Face-down, arms bound, and legs stretched wide wide wide apart
It’ll be time for your arse-hole to say, ‘Hello!’ to Mr Radish and Mr Mullet-Fin.’

A reader familiar with the Latin will see that Methven’s instinct is to expand and vivify the most striking nuance of the verse, often at the expense of the more poetic and formal registers. It is not that Methven-Catullus becomes monotonous – on the contrary, he shows himself sensitive and tender in adapting Catullus’ adaptation of Sappho in the excellent Obsession – but rather that he does not hit all the spots that the Roman Catullus does. His avatar of the poet sings the blues beautifully – This Year’s Crop of Kisses, inspired by poem 48, belongs in a smoky New Orleans bar – but rarely follows the Latin into its loftier reaches. Methven’s Catullus sounds like nothing quite so much as Nick Cave.

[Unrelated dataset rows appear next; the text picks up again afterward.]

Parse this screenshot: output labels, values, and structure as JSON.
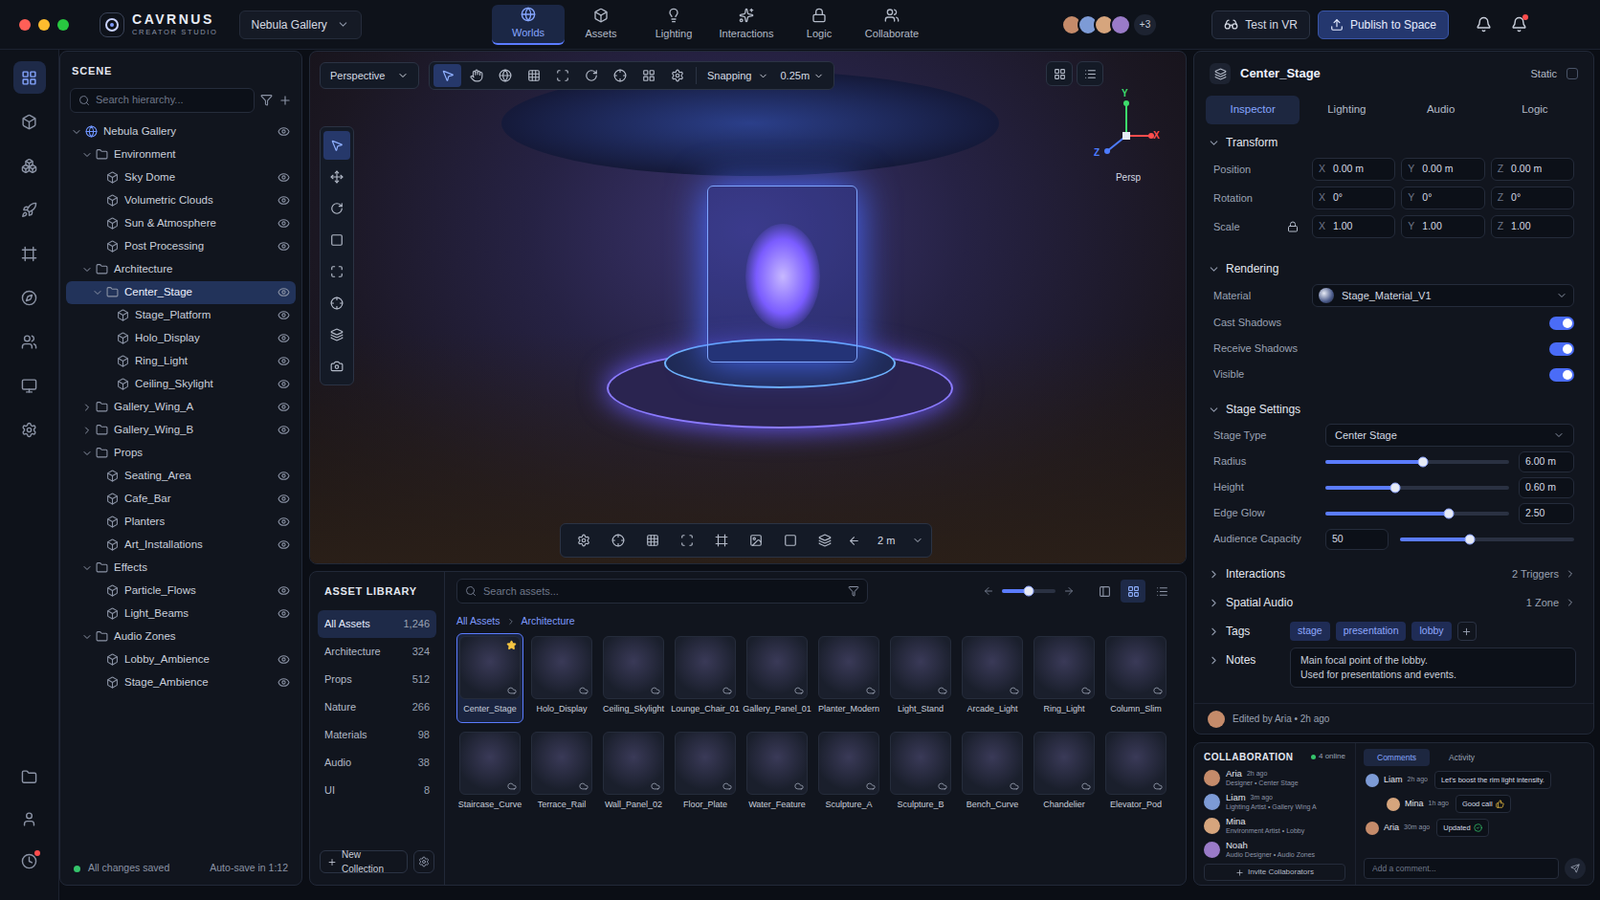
{
  "app": {
    "brand": "CAVRNUS",
    "subtitle": "CREATOR STUDIO",
    "project": "Nebula Gallery"
  },
  "window_controls": [
    {
      "color": "#ff5f57"
    },
    {
      "color": "#febc2e"
    },
    {
      "color": "#28c840"
    }
  ],
  "nav": [
    {
      "label": "Worlds",
      "selected": true
    },
    {
      "label": "Assets",
      "selected": false
    },
    {
      "label": "Lighting",
      "selected": false
    },
    {
      "label": "Interactions",
      "selected": false
    },
    {
      "label": "Logic",
      "selected": false
    },
    {
      "label": "Collaborate",
      "selected": false
    }
  ],
  "presence": {
    "avatars": [
      {
        "color": "#c58b6a"
      },
      {
        "color": "#7d9bd6"
      },
      {
        "color": "#d6a57d"
      },
      {
        "color": "#9a7bc8"
      }
    ],
    "extra": "+3"
  },
  "actions": {
    "test": "Test in VR",
    "publish": "Publish to Space"
  },
  "notifications": [
    {
      "badge": false
    },
    {
      "badge": true
    }
  ],
  "rail": {
    "top": [
      {
        "selected": true
      },
      {
        "selected": false
      },
      {
        "selected": false
      },
      {
        "selected": false
      },
      {
        "selected": false
      },
      {
        "selected": false
      },
      {
        "selected": false
      },
      {
        "selected": false
      },
      {
        "selected": false
      }
    ],
    "bottom": [
      {
        "badge": false
      },
      {
        "badge": false
      },
      {
        "badge": true
      }
    ]
  },
  "scene": {
    "title": "SCENE",
    "search_placeholder": "Search hierarchy...",
    "status": "All changes saved",
    "autosave": "Auto-save in 1:12",
    "tree": [
      {
        "label": "Nebula Gallery",
        "depth": 0,
        "has_children": true,
        "expanded": true,
        "selected": false,
        "eye": true
      },
      {
        "label": "Environment",
        "depth": 1,
        "has_children": true,
        "expanded": true,
        "selected": false,
        "eye": false
      },
      {
        "label": "Sky Dome",
        "depth": 2,
        "has_children": false,
        "expanded": false,
        "selected": false,
        "eye": true
      },
      {
        "label": "Volumetric Clouds",
        "depth": 2,
        "has_children": false,
        "expanded": false,
        "selected": false,
        "eye": true
      },
      {
        "label": "Sun & Atmosphere",
        "depth": 2,
        "has_children": false,
        "expanded": false,
        "selected": false,
        "eye": true
      },
      {
        "label": "Post Processing",
        "depth": 2,
        "has_children": false,
        "expanded": false,
        "selected": false,
        "eye": true
      },
      {
        "label": "Architecture",
        "depth": 1,
        "has_children": true,
        "expanded": true,
        "selected": false,
        "eye": false
      },
      {
        "label": "Center_Stage",
        "depth": 2,
        "has_children": true,
        "expanded": true,
        "selected": true,
        "eye": true
      },
      {
        "label": "Stage_Platform",
        "depth": 3,
        "has_children": false,
        "expanded": false,
        "selected": false,
        "eye": true
      },
      {
        "label": "Holo_Display",
        "depth": 3,
        "has_children": false,
        "expanded": false,
        "selected": false,
        "eye": true
      },
      {
        "label": "Ring_Light",
        "depth": 3,
        "has_children": false,
        "expanded": false,
        "selected": false,
        "eye": true
      },
      {
        "label": "Ceiling_Skylight",
        "depth": 3,
        "has_children": false,
        "expanded": false,
        "selected": false,
        "eye": true
      },
      {
        "label": "Gallery_Wing_A",
        "depth": 1,
        "has_children": true,
        "expanded": false,
        "selected": false,
        "eye": true
      },
      {
        "label": "Gallery_Wing_B",
        "depth": 1,
        "has_children": true,
        "expanded": false,
        "selected": false,
        "eye": true
      },
      {
        "label": "Props",
        "depth": 1,
        "has_children": true,
        "expanded": true,
        "selected": false,
        "eye": false
      },
      {
        "label": "Seating_Area",
        "depth": 2,
        "has_children": false,
        "expanded": false,
        "selected": false,
        "eye": true
      },
      {
        "label": "Cafe_Bar",
        "depth": 2,
        "has_children": false,
        "expanded": false,
        "selected": false,
        "eye": true
      },
      {
        "label": "Planters",
        "depth": 2,
        "has_children": false,
        "expanded": false,
        "selected": false,
        "eye": true
      },
      {
        "label": "Art_Installations",
        "depth": 2,
        "has_children": false,
        "expanded": false,
        "selected": false,
        "eye": true
      },
      {
        "label": "Effects",
        "depth": 1,
        "has_children": true,
        "expanded": true,
        "selected": false,
        "eye": false
      },
      {
        "label": "Particle_Flows",
        "depth": 2,
        "has_children": false,
        "expanded": false,
        "selected": false,
        "eye": true
      },
      {
        "label": "Light_Beams",
        "depth": 2,
        "has_children": false,
        "expanded": false,
        "selected": false,
        "eye": true
      },
      {
        "label": "Audio Zones",
        "depth": 1,
        "has_children": true,
        "expanded": true,
        "selected": false,
        "eye": false
      },
      {
        "label": "Lobby_Ambience",
        "depth": 2,
        "has_children": false,
        "expanded": false,
        "selected": false,
        "eye": true
      },
      {
        "label": "Stage_Ambience",
        "depth": 2,
        "has_children": false,
        "expanded": false,
        "selected": false,
        "eye": true
      }
    ]
  },
  "viewport": {
    "view": "Perspective",
    "snapping": "Snapping",
    "snap_value": "0.25m",
    "distance": "2 m",
    "top_tools": [
      {
        "selected": true
      },
      {
        "selected": false
      },
      {
        "selected": false
      },
      {
        "selected": false
      },
      {
        "selected": false
      },
      {
        "selected": false
      },
      {
        "selected": false
      },
      {
        "selected": false
      },
      {
        "selected": false
      }
    ],
    "side_tools": [
      {
        "selected": true
      },
      {
        "selected": false
      },
      {
        "selected": false
      },
      {
        "selected": false
      },
      {
        "selected": false
      },
      {
        "selected": false
      },
      {
        "selected": false
      },
      {
        "selected": false
      }
    ],
    "bottom_tools": [
      {
        "selected": false
      },
      {
        "selected": false
      },
      {
        "selected": false
      },
      {
        "selected": false
      },
      {
        "selected": false
      },
      {
        "selected": false
      },
      {
        "selected": false
      },
      {
        "selected": false
      }
    ],
    "gizmo": {
      "label": "Persp",
      "axes": [
        {
          "axis": "Y",
          "color": "#3ddc6b"
        },
        {
          "axis": "X",
          "color": "#ff4d4d"
        },
        {
          "axis": "Z",
          "color": "#4d7cff"
        }
      ]
    }
  },
  "assets": {
    "title": "ASSET LIBRARY",
    "new_collection": "New Collection",
    "search_placeholder": "Search assets...",
    "zoom": 0.5,
    "views": [
      {
        "selected": false
      },
      {
        "selected": true
      },
      {
        "selected": false
      }
    ],
    "breadcrumb": [
      "All Assets",
      "Architecture"
    ],
    "categories": [
      {
        "label": "All Assets",
        "count": "1,246",
        "selected": true
      },
      {
        "label": "Architecture",
        "count": "324",
        "selected": false
      },
      {
        "label": "Props",
        "count": "512",
        "selected": false
      },
      {
        "label": "Nature",
        "count": "266",
        "selected": false
      },
      {
        "label": "Materials",
        "count": "98",
        "selected": false
      },
      {
        "label": "Audio",
        "count": "38",
        "selected": false
      },
      {
        "label": "UI",
        "count": "8",
        "selected": false
      }
    ],
    "items": [
      {
        "name": "Center_Stage",
        "selected": true,
        "starred": true
      },
      {
        "name": "Holo_Display",
        "selected": false,
        "starred": false
      },
      {
        "name": "Ceiling_Skylight",
        "selected": false,
        "starred": false
      },
      {
        "name": "Lounge_Chair_01",
        "selected": false,
        "starred": false
      },
      {
        "name": "Gallery_Panel_01",
        "selected": false,
        "starred": false
      },
      {
        "name": "Planter_Modern",
        "selected": false,
        "starred": false
      },
      {
        "name": "Light_Stand",
        "selected": false,
        "starred": false
      },
      {
        "name": "Arcade_Light",
        "selected": false,
        "starred": false
      },
      {
        "name": "Ring_Light",
        "selected": false,
        "starred": false
      },
      {
        "name": "Column_Slim",
        "selected": false,
        "starred": false
      },
      {
        "name": "Staircase_Curve",
        "selected": false,
        "starred": false
      },
      {
        "name": "Terrace_Rail",
        "selected": false,
        "starred": false
      },
      {
        "name": "Wall_Panel_02",
        "selected": false,
        "starred": false
      },
      {
        "name": "Floor_Plate",
        "selected": false,
        "starred": false
      },
      {
        "name": "Water_Feature",
        "selected": false,
        "starred": false
      },
      {
        "name": "Sculpture_A",
        "selected": false,
        "starred": false
      },
      {
        "name": "Sculpture_B",
        "selected": false,
        "starred": false
      },
      {
        "name": "Bench_Curve",
        "selected": false,
        "starred": false
      },
      {
        "name": "Chandelier",
        "selected": false,
        "starred": false
      },
      {
        "name": "Elevator_Pod",
        "selected": false,
        "starred": false
      }
    ]
  },
  "inspector": {
    "object": "Center_Stage",
    "static": {
      "label": "Static",
      "checked": false
    },
    "tabs": [
      {
        "label": "Inspector",
        "selected": true
      },
      {
        "label": "Lighting",
        "selected": false
      },
      {
        "label": "Audio",
        "selected": false
      },
      {
        "label": "Logic",
        "selected": false
      }
    ],
    "transform": {
      "title": "Transform",
      "expanded": true,
      "scale_locked": true,
      "rows": [
        {
          "label": "Position",
          "values": [
            {
              "axis": "X",
              "value": "0.00 m"
            },
            {
              "axis": "Y",
              "value": "0.00 m"
            },
            {
              "axis": "Z",
              "value": "0.00 m"
            }
          ]
        },
        {
          "label": "Rotation",
          "values": [
            {
              "axis": "X",
              "value": "0°"
            },
            {
              "axis": "Y",
              "value": "0°"
            },
            {
              "axis": "Z",
              "value": "0°"
            }
          ]
        },
        {
          "label": "Scale",
          "values": [
            {
              "axis": "X",
              "value": "1.00"
            },
            {
              "axis": "Y",
              "value": "1.00"
            },
            {
              "axis": "Z",
              "value": "1.00"
            }
          ]
        }
      ]
    },
    "rendering": {
      "title": "Rendering",
      "expanded": true,
      "material_label": "Material",
      "material": "Stage_Material_V1",
      "toggles": [
        {
          "label": "Cast Shadows",
          "on": true
        },
        {
          "label": "Receive Shadows",
          "on": true
        },
        {
          "label": "Visible",
          "on": true
        }
      ]
    },
    "stage": {
      "title": "Stage Settings",
      "expanded": true,
      "type_label": "Stage Type",
      "type": "Center Stage",
      "sliders": [
        {
          "label": "Radius",
          "level": 0.53,
          "reading": "6.00 m"
        },
        {
          "label": "Height",
          "level": 0.38,
          "reading": "0.60 m"
        },
        {
          "label": "Edge Glow",
          "level": 0.67,
          "reading": "2.50"
        }
      ],
      "capacity": {
        "label": "Audience Capacity",
        "value": "50",
        "level": 0.4
      }
    },
    "groups": [
      {
        "title": "Interactions",
        "expanded": false,
        "summary": "2 Triggers"
      },
      {
        "title": "Spatial Audio",
        "expanded": false,
        "summary": "1 Zone"
      }
    ],
    "tags": {
      "title": "Tags",
      "expanded": false,
      "items": [
        "stage",
        "presentation",
        "lobby"
      ]
    },
    "notes": {
      "title": "Notes",
      "expanded": false,
      "lines": [
        "Main focal point of the lobby.",
        "Used for presentations and events."
      ]
    },
    "edited": "Edited by Aria • 2h ago"
  },
  "collaboration": {
    "title": "COLLABORATION",
    "online": "4 online",
    "invite": "Invite Collaborators",
    "placeholder": "Add a comment...",
    "users": [
      {
        "name": "Aria",
        "time": "2h ago",
        "role": "Designer • Center Stage",
        "color": "#c58b6a"
      },
      {
        "name": "Liam",
        "time": "3m ago",
        "role": "Lighting Artist • Gallery Wing A",
        "color": "#7d9bd6"
      },
      {
        "name": "Mina",
        "time": "",
        "role": "Environment Artist • Lobby",
        "color": "#d6a57d"
      },
      {
        "name": "Noah",
        "time": "",
        "role": "Audio Designer • Audio Zones",
        "color": "#9a7bc8"
      }
    ],
    "tabs": [
      {
        "label": "Comments",
        "selected": true
      },
      {
        "label": "Activity",
        "selected": false
      }
    ],
    "comments": [
      {
        "name": "Liam",
        "time": "2h ago",
        "text": "Let's boost the rim light intensity.",
        "kind": "plain",
        "reply": false,
        "color": "#7d9bd6"
      },
      {
        "name": "Mina",
        "time": "1h ago",
        "text": "Good call",
        "kind": "thumbs",
        "reply": true,
        "color": "#d6a57d"
      },
      {
        "name": "Aria",
        "time": "30m ago",
        "text": "Updated",
        "kind": "check",
        "reply": false,
        "color": "#c58b6a"
      }
    ]
  }
}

Another obvious aspect of the poetry lost in this translation is its metre. This is more understandable: it is a long, long time since experiments like Tennyson’s ‘Oh you chorus of indolent reviewers’ were fashionable. Yet where Tennyson and a hundred versifiers like him missed the rampant fun of Catullus, Methven misses his ingenuity and refinement. ‘Pedicabo ego vos et irrumabo’ is, like so many of Catullus’ shorter poems, written in a tremendously tricky metre called the hendecasyllable, and this is important: the poet is squeezing visceral invective into an intellectually demanding verse form. The raw feeling is broken up and polished, and then reassembled into lines that skim like stones over the surface of water. John Donne – recently voted the nation’s second favourite poet in a BBC poll – describes the process of writing in verse in these words:

‘I thought, if I could draw my pains
Through rhyme’s vexation, I should them allay.
Grief brought to numbers cannot be so fierce,
For he tames it, that fetters it in verse.’ [from The Triple Fool]

This third Catullus is a poet of supreme control, handling thought and emotion with the delicate tools of lyric metre, linguistic registers and literary allusion. And it is this focus, this intensity, this mastery, that could make Catullus relevant and interesting to the twenty-first century, and in turn make our generation relevant and interesting to the future.

Clever verse, if written with strength and vigour, is anything but dry: its feelings and attitudes are tempered, refined, given new degrees of subtlety. James Methven rants and raves and cries and swears and teases as well as Catullus himself, but he is missing Catullus’ hypnotic intelligence: an intelligence that will never go out of style.